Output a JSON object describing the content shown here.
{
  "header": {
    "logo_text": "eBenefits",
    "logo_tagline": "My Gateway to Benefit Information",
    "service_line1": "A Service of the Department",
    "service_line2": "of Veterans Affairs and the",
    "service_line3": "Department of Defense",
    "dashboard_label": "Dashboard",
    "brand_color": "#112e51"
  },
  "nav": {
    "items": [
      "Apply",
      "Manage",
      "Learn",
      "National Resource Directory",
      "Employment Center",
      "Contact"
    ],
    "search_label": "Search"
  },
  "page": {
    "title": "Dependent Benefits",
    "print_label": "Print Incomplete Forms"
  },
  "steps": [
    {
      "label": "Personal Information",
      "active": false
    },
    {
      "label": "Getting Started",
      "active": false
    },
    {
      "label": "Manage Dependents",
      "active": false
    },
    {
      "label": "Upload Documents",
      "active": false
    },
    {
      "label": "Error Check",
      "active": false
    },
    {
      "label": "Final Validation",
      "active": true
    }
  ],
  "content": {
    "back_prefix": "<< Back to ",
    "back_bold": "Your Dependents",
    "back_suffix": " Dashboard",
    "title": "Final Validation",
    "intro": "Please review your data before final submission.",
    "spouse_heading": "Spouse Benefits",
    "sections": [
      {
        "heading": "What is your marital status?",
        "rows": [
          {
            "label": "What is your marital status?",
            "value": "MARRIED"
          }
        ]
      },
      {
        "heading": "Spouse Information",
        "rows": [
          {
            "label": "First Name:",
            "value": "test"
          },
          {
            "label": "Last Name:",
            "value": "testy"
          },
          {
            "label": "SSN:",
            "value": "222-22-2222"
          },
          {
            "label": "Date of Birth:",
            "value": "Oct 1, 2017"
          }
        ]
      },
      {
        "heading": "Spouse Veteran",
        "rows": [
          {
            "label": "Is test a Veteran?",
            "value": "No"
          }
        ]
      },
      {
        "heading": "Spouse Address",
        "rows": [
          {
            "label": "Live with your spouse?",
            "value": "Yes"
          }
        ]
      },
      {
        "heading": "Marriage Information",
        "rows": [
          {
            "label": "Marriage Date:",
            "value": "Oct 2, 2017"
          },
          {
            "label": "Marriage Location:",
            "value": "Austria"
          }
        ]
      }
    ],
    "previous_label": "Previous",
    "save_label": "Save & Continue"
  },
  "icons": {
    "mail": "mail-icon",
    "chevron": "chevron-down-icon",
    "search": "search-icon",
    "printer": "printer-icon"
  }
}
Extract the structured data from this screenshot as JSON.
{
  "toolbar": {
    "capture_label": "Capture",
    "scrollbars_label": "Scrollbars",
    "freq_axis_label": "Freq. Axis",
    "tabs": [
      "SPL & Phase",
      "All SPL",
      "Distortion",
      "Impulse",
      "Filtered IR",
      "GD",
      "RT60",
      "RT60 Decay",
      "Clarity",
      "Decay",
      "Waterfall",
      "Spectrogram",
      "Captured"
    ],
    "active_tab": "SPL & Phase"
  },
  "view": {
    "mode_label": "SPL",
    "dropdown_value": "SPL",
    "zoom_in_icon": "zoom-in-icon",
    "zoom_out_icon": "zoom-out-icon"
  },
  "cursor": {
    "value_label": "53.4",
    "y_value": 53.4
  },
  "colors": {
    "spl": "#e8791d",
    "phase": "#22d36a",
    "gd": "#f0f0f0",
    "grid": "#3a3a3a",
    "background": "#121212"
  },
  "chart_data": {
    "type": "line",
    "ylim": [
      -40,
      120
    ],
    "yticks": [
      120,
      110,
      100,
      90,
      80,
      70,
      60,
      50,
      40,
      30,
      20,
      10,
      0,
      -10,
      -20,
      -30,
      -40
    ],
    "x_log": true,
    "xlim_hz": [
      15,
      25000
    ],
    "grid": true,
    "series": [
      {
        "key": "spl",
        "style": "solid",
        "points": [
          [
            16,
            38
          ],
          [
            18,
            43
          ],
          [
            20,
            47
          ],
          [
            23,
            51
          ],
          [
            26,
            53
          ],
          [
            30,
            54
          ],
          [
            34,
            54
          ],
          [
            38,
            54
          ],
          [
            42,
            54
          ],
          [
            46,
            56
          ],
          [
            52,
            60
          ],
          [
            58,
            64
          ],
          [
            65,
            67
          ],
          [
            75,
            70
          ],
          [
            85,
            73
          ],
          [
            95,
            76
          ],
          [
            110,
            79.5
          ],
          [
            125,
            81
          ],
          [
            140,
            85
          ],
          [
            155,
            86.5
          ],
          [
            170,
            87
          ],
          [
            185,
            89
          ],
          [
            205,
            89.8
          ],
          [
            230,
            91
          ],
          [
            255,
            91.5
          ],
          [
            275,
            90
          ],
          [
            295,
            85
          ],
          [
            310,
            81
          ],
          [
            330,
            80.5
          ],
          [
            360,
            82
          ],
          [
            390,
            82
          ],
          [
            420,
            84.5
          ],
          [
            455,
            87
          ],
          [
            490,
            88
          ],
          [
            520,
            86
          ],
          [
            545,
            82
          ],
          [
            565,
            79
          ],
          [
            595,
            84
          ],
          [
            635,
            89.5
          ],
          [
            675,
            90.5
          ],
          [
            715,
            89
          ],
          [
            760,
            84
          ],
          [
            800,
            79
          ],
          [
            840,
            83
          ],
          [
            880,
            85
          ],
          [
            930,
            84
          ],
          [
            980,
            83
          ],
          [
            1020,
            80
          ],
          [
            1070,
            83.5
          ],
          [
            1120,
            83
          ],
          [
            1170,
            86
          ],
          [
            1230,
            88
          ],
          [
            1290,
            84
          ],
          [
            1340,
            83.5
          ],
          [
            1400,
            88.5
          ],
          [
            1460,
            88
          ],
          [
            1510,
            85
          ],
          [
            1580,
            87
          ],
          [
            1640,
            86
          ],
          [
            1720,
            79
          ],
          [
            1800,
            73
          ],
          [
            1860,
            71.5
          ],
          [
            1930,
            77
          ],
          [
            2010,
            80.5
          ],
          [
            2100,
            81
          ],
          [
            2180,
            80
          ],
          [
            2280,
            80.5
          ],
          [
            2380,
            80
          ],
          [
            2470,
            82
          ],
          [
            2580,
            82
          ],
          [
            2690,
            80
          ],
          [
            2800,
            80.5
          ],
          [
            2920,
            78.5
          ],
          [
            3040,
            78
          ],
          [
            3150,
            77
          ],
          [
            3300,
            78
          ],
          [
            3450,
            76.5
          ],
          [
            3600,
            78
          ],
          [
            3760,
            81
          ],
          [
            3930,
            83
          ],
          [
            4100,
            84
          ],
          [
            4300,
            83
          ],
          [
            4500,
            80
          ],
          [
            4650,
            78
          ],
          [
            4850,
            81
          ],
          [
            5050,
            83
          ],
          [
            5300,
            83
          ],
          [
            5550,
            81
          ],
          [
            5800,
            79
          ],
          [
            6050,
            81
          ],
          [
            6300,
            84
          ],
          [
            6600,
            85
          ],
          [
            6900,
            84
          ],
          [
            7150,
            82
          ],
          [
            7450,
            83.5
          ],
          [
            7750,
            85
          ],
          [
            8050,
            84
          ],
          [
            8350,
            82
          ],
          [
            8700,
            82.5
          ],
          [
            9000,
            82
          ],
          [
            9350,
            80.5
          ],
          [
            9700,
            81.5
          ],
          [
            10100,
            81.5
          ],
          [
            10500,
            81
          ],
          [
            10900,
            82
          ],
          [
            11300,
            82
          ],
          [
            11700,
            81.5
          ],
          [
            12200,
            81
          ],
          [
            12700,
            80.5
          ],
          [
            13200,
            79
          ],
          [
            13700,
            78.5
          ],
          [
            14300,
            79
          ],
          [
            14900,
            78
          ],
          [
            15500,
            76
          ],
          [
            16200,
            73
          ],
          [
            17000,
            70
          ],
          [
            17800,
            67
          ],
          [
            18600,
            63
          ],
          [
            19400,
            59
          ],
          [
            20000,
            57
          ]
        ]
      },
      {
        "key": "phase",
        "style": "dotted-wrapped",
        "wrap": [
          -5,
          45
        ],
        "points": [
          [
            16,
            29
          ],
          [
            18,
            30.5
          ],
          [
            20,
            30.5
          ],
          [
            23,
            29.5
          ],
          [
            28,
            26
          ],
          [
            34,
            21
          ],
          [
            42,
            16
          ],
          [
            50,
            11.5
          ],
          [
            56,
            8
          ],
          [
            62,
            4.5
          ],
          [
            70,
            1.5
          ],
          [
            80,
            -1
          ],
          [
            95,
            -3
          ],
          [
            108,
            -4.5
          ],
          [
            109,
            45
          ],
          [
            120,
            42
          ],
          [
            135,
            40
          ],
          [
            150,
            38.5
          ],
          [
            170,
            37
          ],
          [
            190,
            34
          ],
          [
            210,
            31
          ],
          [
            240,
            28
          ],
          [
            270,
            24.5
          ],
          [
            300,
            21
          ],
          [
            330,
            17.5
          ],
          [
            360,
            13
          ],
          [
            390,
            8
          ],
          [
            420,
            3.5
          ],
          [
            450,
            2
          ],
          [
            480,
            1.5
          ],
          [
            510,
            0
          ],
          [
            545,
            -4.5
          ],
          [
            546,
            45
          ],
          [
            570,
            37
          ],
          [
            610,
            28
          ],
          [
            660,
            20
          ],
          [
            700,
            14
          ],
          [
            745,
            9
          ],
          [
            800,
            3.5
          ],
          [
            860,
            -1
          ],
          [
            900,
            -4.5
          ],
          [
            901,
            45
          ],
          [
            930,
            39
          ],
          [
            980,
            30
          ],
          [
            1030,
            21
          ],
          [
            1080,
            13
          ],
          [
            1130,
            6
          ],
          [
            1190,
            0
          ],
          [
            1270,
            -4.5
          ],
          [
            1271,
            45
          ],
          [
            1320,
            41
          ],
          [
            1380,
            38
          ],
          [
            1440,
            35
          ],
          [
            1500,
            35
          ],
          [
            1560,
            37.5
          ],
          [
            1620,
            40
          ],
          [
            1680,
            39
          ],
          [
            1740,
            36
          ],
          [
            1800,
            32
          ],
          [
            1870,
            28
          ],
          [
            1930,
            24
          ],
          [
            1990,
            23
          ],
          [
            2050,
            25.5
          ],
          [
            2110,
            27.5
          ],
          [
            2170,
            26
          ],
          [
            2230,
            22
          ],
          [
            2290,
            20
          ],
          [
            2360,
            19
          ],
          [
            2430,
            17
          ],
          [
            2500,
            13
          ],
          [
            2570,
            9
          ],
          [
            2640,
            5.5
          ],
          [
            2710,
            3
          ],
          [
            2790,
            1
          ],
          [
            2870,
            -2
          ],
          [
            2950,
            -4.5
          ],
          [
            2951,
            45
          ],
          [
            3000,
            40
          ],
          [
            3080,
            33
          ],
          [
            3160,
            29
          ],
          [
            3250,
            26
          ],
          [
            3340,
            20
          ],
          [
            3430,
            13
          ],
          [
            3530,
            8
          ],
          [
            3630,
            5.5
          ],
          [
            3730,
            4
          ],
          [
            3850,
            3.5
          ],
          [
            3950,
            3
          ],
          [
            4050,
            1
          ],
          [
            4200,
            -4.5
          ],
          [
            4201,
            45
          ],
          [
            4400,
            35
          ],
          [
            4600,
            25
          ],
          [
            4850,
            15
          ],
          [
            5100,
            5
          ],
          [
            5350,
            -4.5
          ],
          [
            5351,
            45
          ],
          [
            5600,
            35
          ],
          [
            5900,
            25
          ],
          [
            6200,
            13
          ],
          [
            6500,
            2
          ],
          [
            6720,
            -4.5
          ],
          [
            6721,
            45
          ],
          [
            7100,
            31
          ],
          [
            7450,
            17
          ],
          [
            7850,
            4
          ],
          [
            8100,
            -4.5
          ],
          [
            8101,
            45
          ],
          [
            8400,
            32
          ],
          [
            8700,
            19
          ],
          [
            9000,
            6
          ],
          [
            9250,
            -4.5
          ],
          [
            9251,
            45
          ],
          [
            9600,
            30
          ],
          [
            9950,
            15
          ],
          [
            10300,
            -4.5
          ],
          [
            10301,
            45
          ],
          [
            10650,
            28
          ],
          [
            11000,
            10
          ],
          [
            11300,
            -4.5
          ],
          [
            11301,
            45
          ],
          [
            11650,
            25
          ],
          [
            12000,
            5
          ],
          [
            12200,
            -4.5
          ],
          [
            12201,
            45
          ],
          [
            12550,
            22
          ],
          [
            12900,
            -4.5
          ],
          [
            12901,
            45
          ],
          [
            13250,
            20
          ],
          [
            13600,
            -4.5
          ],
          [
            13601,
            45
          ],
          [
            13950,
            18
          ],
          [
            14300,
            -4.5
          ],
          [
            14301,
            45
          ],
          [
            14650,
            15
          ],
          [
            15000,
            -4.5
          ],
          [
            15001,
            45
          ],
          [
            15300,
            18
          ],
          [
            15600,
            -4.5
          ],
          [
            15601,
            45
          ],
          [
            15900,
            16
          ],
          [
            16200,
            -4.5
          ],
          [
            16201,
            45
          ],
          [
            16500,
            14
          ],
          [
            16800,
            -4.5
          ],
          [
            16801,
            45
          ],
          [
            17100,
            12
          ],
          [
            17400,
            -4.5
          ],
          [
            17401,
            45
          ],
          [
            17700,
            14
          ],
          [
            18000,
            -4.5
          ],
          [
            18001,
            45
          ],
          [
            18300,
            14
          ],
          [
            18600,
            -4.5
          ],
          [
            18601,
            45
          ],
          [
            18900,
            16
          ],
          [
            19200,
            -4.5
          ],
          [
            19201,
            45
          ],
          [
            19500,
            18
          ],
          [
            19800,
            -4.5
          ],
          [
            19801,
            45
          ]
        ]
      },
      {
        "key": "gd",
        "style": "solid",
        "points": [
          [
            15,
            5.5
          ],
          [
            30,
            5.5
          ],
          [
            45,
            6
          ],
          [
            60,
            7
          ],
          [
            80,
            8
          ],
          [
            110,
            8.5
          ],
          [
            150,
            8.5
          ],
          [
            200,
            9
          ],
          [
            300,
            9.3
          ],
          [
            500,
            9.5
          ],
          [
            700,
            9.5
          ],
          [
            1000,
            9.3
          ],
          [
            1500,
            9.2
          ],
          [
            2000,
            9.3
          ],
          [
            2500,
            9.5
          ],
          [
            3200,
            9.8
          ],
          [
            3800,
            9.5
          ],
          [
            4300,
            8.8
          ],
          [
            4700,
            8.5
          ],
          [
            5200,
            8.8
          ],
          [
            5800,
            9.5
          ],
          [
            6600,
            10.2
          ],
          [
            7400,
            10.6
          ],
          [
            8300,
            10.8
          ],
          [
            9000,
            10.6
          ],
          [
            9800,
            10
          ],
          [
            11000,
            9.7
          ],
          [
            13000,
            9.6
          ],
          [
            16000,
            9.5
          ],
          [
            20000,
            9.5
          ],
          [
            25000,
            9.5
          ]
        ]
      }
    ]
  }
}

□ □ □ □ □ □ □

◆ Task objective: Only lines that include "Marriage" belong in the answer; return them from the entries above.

◆ Output:
        "heading": "Marriage Information",
            "label": "Marriage Date:",
            "label": "Marriage Location:",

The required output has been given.